NFL commissioner Roger Goodell said in a speech that Teevens will have a lasting impact on the sport at large.

“Buddy was willing to go find solutions coaches wouldn’t be willing to make,” Goodell added in an interview with The Dartmouth. “He did it and he won, and he won more ways than one.”

Los Angeles Rams general manager Les Snead also recognized how Teevens’s legacy will remain in the NFL.

“He changed the game, but you could tell that he invested in people’s lives, and then that compounded to impacting the game of football and also the game of life,” Snead said.

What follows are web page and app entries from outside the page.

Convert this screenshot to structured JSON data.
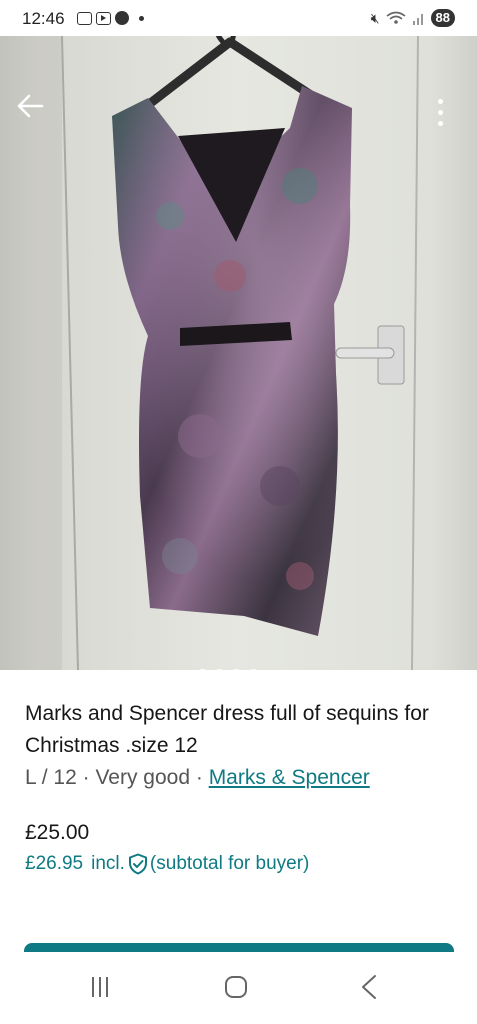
{
  "status_bar": {
    "time": "12:46",
    "battery": "88",
    "icons": [
      "screenshot-icon",
      "youtube-icon",
      "messenger-icon",
      "dot-icon",
      "mute-icon",
      "wifi-icon",
      "signal-icon",
      "battery-icon"
    ]
  },
  "photo": {
    "alt_subject": "sequin dress on hanger",
    "carousel_count": 5,
    "carousel_active": 1
  },
  "listing": {
    "title": "Marks and Spencer dress full of sequins for Christmas .size 12",
    "size": "L / 12",
    "sep1": " · ",
    "condition": "Very good",
    "sep2": " · ",
    "brand": "Marks & Spencer",
    "price": "£25.00",
    "buyer_price": "£26.95",
    "buyer_incl": "incl.",
    "buyer_note": "(subtotal for buyer)"
  },
  "colors": {
    "accent": "#0f7a83"
  }
}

Murray Bowden ’71, who played football at Dartmouth, said “having Buddy in our lives will continue to be a blessing.”

Former NFL quarterback Archie Manning, father of former NFL players Peyton and Eli Manning, spoke about working with Teevens at the Manning Passing Academy — saying they “never had a disagreement.”

“That’s because Buddy Teevens was more than a coach — he was a friend,” Manning said.

Teevens also created spaces for women on the football field by hiring the first female full-time Division I coach, Callie Brownson, who now works in the NFL.

“[Teevens] did a lot of things for the game of football, and one of those categories was giving women opportunities when nobody else was doing it,” Brownson said in an interview with The Dartmouth. “He continued to do the right thing and hire women and on top of that, he gave us the opportunity to grow and flourish.”

Coach Curt Oberg ’78 — Teevens’s friend, teammate and his special assistant at Dartmouth — commemorated Teevens by reading “Buddy-isms” to conclude the speaker portion of the event.

“Buddy’s motto was, ‘Be a great football player at football time, be a great student at academic time and be a great person all of the time,” Oberg said.

To close the event, the crowd then stood to sing the Dartmouth alma mater.

On Oct. 5, Memorial Field will be renamed Buddy Teevens Stadium at Memorial Field in honor of Teevens’s memory, according to Dartmouth News.